Fox Business co-host Dagen McDowell criticized President Donald Trump for ballooning the national deficit, suggesting on today's broadcast of Fox News's "Outnumbered" that the United States should stop borrowing money from the Chinese.
“If President Trump and this is administration want to get tough with China, then stop spending so much borrowed money," she said. “Because we are borrowing from China. They are one of the two biggest foreign holders of our U.S. Data. We are running budget deficits back near the $1 trillion mark.”
"Outnumbered" host Harris Faulkner responded that the economy would need to be "restructured" for McDowell's recommendation to work. "We couldn’t do that even with Republicans, bicamerally in control over the last year up until the midterms of 2016," he told her. “It is swamp-what up in there.”
McDowell agreed, referring to Trump as a "swamp denizen."
“Again, now he’s a swamp denizen, I suppose. President Trump has been spending money had overfished just like every of the president going back to, well, Reagan."
You can watch the exchange below:
McDowell's criticisms came after the president claimed in a tweet that the United States "has been losing, for many years, 600 to 800 Billion Dollars a year on Trade."
The United States has been losing, for many years, 600 to 800 Billion Dollars a year on Trade. With China we lose 5… https://t.co/CbOQdXGO37— Donald J. Trump (@Donald J. Trump)1557140921.0
The president's understanding––or lack thereof––of trade deficits was scrutinized.
@realDonaldTrump We don’t spend money “on trade.” We buy things with this money, but we sell China less. It is call… https://t.co/fquv177lJs— Hussain Abdul-Hussain 🇺🇸 (@Hussain Abdul-Hussain 🇺🇸)1557141172.0
@realDonaldTrump Spending. We spent that money. Individuals and companies, not the country as a whole. The things w… https://t.co/syC1kXUcQp— Alexandra Erin (@Alexandra Erin)1557148927.0
@realDonaldTrump "Trade deficits" aren't actually deficits. We don't owe money. We aren't losing money. As the weal… https://t.co/wfNp5GXAAk— Alexandra Erin (@Alexandra Erin)1557149067.0
@realDonaldTrump My cat has a better understanding of trade then you do. You really should call Wharton and get your money back.— Janet Johnson (@Janet Johnson)1557147457.0
Over the weekend, Trump said that tariffs on $200 billion of Chinese goods will increase to 25 percent on Friday, up from 10 percent.
For 10 months, China has been paying Tariffs to the USA of 25% on 50 Billion Dollars of High Tech, and 10% on 200 B… https://t.co/oXh0NKws5m— Donald J. Trump (@Donald J. Trump)1557072526.0
....of additional goods sent to us by China remain untaxed, but will be shortly, at a rate of 25%. The Tariffs paid… https://t.co/TXwRRmoyVO— Donald J. Trump (@Donald J. Trump)1557072526.0
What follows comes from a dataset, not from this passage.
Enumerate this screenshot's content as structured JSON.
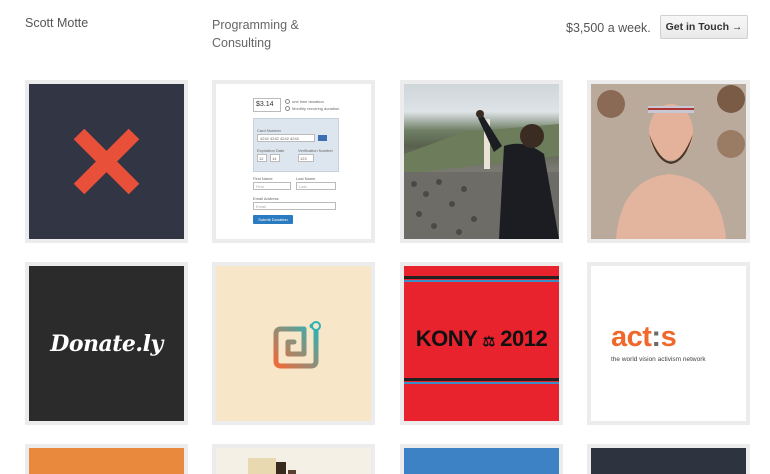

Last year, the president's understanding of trade (and tariffs) was similarly criticized when he made a bizarre claim about tariffs and how they operate.
“Tariffs are the greatest!” the president claimed, before saying that leveling tariffs are a “simple” repercussion of negotiating trade deals that would impact the United States “unfairly.”
Tariffs are the greatest! Either a country which has treated the United States unfairly on Trade negotiates a fair… https://t.co/iYLwdq5W9g— Donald J. Trump (@Donald J. Trump)1532431790.0
Tariffs are taxes on imports or exports between sovereign states. In the United States, many tariffs are paid at the time of entry into the country via a U.S. customs broker or agent, and that doesn’t necessarily account for duties and fees that may apply to the import.
Trump’s tweet came as the U.S. and China sparred tensely after Trump announced an additional $200 billion in tariffs on Chinese goods, in an attempt to get businesses to use less Chinese-produced goods and opt for goods made in the U.S. or by allies with whom the country has less precarious trade relationships.
These tariffs don’t benefit the U.S. or, as Trump puts it, “the piggy bank that’s being robbed.” The tariffs actually result in production cost increases for businesses that use imported Chinese products. These increases happen because businesses either must use more expensive domestic parts or pay more for the finished products.
Trump’s tariffs also focus on intermediary goods, or parts, which many small-to-medium-sized U.S. businesses use to make finished products. Consequently, the increased cost of parts places businesses into positions where they must either raise prices on their goods and pass the cost on to the consumer, reduce their workforce, or shutter U.S. operations and move overseas to avoid tariffs.